- **EXERCISE INSTRUCTIONS**
If a line below contains the string "JSON", return that line.

- **PROVIDED INFORMATION**
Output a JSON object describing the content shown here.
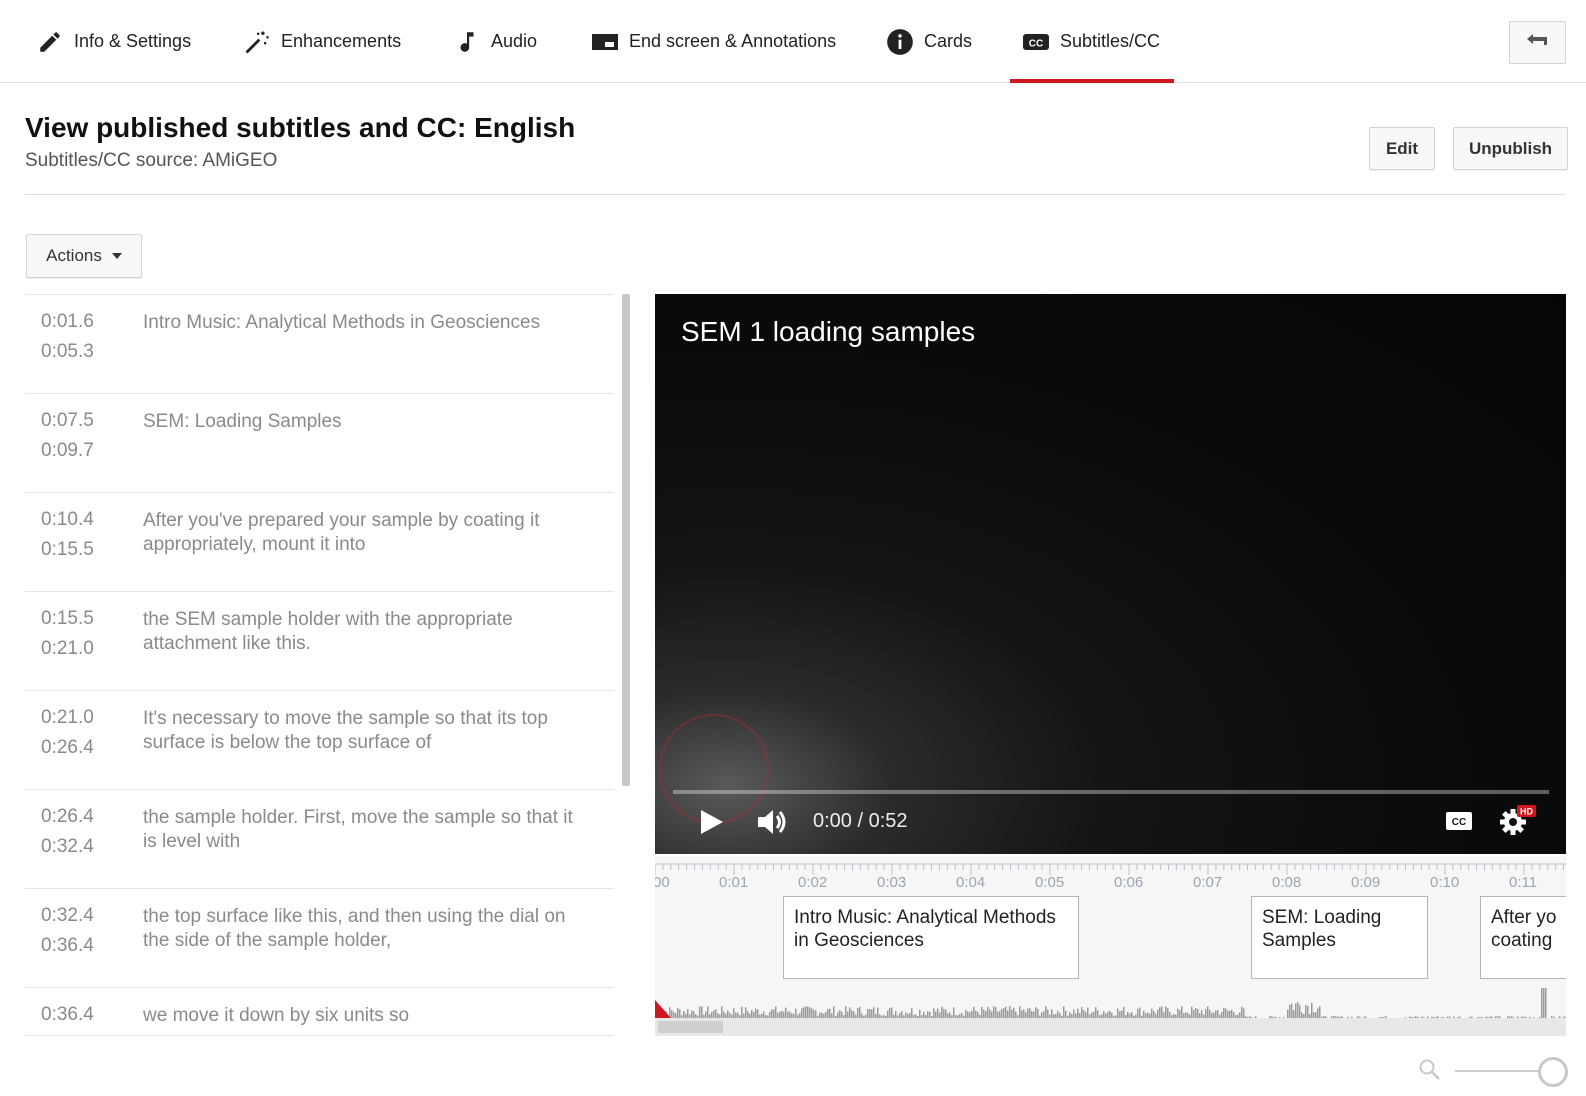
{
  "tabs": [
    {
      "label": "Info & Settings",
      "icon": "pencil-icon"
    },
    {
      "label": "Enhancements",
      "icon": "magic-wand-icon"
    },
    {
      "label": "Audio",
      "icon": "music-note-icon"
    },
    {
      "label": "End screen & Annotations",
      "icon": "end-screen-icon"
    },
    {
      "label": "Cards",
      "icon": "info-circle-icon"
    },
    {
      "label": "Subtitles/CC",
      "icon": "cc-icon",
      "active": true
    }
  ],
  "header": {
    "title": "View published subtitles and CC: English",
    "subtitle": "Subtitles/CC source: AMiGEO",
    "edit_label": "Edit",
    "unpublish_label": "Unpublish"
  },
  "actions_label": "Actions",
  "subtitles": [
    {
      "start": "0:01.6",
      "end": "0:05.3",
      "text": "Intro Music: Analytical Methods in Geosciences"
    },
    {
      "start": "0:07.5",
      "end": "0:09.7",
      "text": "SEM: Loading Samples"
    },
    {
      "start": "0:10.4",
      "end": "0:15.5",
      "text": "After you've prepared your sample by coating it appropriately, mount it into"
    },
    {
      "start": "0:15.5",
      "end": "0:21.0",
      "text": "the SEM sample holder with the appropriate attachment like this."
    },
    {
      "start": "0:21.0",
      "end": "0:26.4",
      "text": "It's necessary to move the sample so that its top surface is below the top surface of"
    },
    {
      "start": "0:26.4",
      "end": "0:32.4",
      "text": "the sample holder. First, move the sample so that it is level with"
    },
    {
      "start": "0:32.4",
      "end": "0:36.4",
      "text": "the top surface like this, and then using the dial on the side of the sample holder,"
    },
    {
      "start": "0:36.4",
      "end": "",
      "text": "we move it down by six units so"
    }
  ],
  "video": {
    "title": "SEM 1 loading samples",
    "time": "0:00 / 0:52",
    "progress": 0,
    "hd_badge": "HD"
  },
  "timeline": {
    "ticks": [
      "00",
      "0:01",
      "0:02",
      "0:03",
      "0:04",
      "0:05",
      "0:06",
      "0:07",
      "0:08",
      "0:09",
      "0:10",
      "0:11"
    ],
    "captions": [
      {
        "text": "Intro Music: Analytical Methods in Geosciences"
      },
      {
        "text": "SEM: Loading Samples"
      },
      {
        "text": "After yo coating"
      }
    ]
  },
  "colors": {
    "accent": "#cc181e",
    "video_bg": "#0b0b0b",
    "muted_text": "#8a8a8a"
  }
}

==

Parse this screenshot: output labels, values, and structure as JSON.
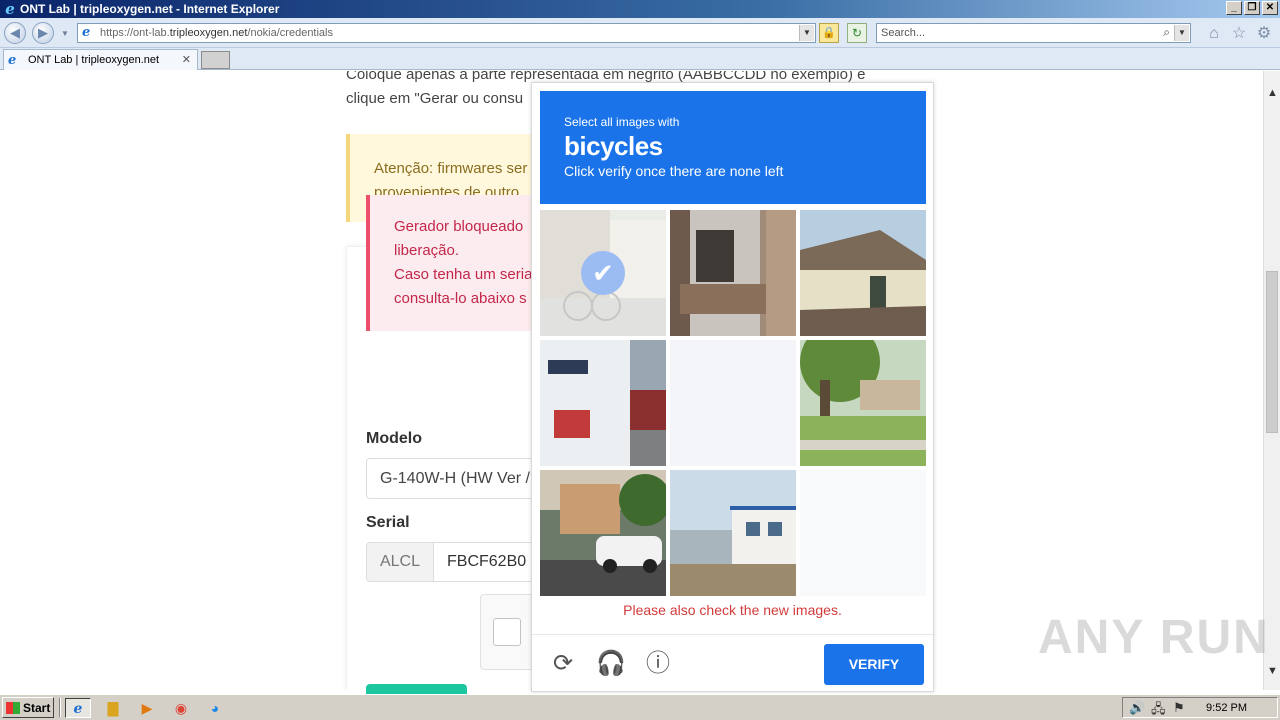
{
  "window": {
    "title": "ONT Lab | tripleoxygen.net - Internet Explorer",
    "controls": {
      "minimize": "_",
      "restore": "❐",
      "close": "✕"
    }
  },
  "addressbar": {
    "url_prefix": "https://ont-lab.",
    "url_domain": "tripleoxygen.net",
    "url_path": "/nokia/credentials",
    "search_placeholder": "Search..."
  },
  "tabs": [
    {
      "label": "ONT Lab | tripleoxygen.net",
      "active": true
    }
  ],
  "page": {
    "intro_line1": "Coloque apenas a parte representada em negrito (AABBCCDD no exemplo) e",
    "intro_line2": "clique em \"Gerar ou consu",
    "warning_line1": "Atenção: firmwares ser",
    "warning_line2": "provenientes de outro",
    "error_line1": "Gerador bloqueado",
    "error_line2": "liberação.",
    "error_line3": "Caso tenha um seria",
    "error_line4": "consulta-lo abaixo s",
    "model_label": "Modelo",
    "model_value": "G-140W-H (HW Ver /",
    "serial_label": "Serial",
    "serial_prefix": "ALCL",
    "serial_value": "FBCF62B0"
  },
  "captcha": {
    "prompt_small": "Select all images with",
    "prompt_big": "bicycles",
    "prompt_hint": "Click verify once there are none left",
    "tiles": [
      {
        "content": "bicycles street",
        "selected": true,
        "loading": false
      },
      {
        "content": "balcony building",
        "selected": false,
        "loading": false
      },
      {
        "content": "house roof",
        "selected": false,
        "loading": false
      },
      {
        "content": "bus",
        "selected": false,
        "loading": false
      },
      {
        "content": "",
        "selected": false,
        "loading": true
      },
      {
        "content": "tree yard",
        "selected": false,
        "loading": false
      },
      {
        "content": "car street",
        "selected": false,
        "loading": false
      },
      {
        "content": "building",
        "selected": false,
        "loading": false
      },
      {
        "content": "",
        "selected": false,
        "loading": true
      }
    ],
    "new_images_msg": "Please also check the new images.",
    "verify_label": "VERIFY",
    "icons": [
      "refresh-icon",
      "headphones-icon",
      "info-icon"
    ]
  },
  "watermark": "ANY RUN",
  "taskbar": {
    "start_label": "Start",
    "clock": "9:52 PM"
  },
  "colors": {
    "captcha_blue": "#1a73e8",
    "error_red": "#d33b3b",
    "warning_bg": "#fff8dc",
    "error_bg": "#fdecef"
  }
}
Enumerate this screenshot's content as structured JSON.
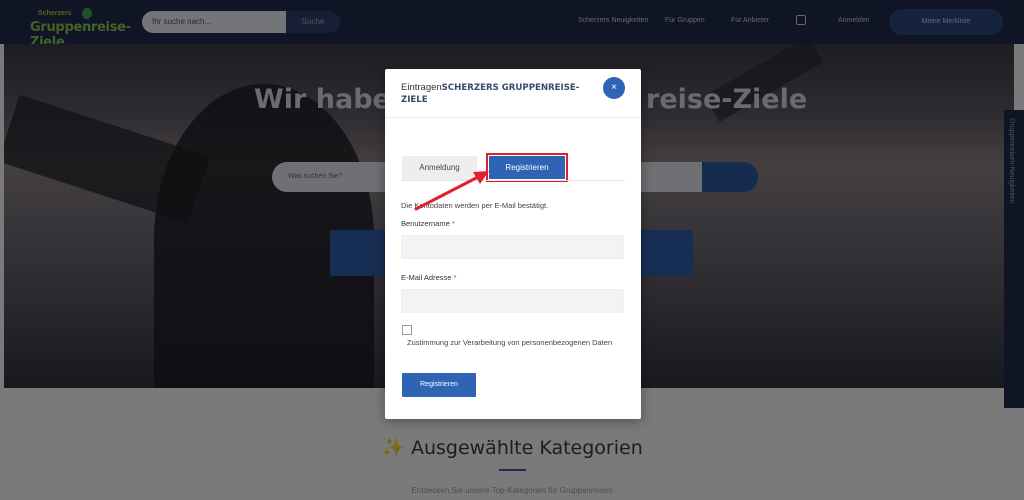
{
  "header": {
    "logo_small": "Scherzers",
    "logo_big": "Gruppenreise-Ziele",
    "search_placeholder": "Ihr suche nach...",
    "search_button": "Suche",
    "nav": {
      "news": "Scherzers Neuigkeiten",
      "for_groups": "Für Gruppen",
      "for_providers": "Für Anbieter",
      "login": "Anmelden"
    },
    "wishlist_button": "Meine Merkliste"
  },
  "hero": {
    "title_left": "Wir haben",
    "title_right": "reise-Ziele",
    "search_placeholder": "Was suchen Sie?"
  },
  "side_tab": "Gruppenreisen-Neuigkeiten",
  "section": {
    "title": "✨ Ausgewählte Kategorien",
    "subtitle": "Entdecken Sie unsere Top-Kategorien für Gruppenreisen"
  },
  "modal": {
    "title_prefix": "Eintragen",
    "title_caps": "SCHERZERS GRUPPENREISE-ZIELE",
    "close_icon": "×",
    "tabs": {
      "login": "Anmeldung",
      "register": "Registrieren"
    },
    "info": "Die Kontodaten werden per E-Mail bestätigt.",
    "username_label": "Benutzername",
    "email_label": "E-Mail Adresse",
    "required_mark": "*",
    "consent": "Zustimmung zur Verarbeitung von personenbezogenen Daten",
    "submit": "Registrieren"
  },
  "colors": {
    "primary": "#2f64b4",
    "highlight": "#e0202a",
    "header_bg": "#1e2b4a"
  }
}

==

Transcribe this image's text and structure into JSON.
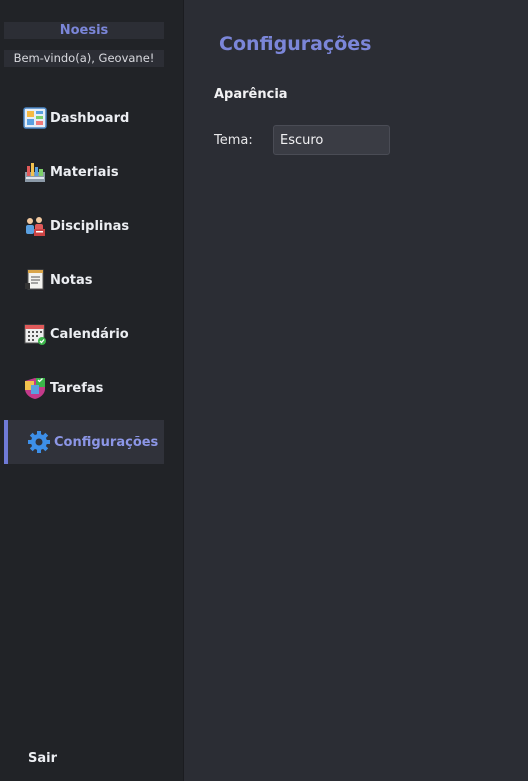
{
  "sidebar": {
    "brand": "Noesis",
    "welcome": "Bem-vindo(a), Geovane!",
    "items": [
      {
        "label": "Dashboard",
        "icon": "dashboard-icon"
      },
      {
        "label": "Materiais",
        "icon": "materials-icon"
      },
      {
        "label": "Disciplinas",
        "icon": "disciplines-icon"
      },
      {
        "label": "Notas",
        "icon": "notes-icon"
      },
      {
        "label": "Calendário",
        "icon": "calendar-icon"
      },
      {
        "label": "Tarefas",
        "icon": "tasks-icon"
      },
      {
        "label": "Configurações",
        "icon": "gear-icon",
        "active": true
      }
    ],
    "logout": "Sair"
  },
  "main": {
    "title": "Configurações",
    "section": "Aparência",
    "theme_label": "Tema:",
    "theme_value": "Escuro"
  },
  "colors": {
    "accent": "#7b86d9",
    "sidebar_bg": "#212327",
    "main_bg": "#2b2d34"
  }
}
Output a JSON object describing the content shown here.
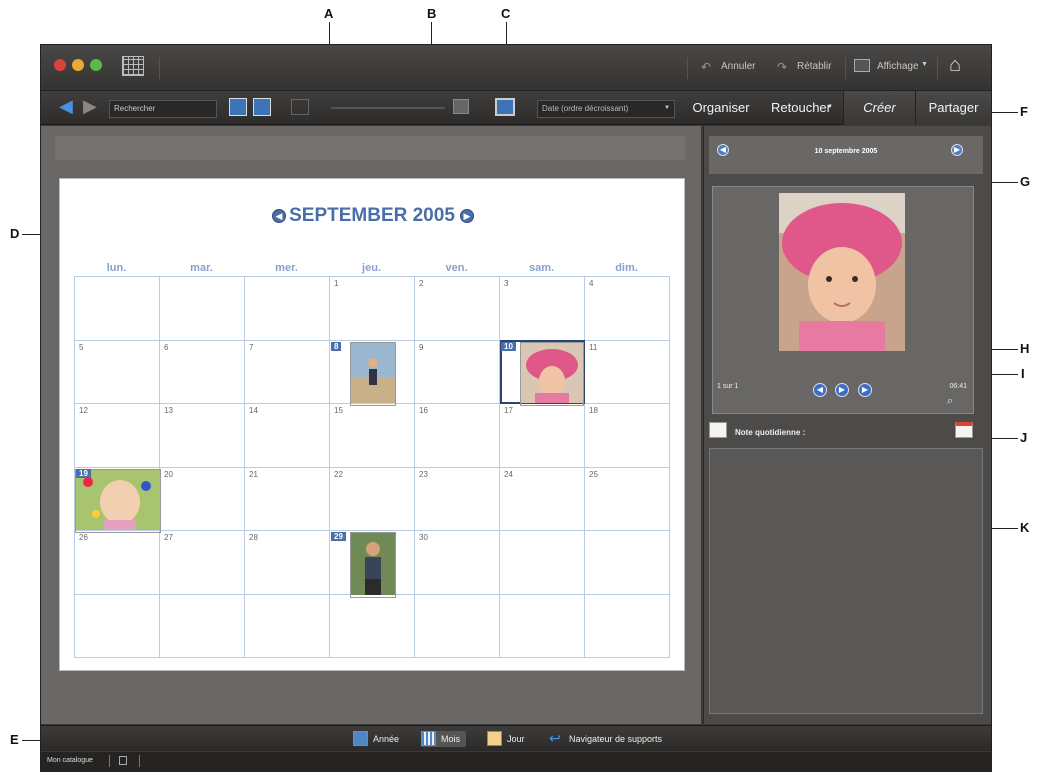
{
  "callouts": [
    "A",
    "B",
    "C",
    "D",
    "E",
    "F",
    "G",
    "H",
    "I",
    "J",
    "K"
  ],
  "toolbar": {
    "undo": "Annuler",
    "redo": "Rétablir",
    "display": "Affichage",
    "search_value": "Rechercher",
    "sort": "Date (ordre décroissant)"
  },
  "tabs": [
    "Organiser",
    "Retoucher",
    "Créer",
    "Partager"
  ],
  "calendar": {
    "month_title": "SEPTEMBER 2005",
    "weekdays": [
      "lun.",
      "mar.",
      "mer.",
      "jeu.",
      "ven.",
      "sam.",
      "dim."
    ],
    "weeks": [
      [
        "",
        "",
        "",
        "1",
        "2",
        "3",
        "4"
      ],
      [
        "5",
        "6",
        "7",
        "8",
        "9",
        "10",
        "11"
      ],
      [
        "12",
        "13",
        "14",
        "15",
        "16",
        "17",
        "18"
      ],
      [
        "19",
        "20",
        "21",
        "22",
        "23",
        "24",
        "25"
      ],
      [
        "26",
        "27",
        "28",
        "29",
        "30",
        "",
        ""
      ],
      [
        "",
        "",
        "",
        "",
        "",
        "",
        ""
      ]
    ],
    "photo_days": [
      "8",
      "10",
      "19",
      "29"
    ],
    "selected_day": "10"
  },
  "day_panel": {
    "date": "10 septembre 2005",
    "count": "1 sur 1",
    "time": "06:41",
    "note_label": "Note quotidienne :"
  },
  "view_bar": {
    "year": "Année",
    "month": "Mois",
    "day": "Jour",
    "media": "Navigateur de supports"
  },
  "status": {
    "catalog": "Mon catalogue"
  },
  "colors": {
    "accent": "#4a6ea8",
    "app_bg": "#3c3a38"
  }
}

- **SOLUTION TO THIS TASK**
Output a JSON object describing the content shown here.
Parse this screenshot: output labels, values, and structure as JSON.
Enumerate this screenshot's content as structured JSON.
Transcribe this image's text and structure into JSON.
Output a JSON object describing the content shown here.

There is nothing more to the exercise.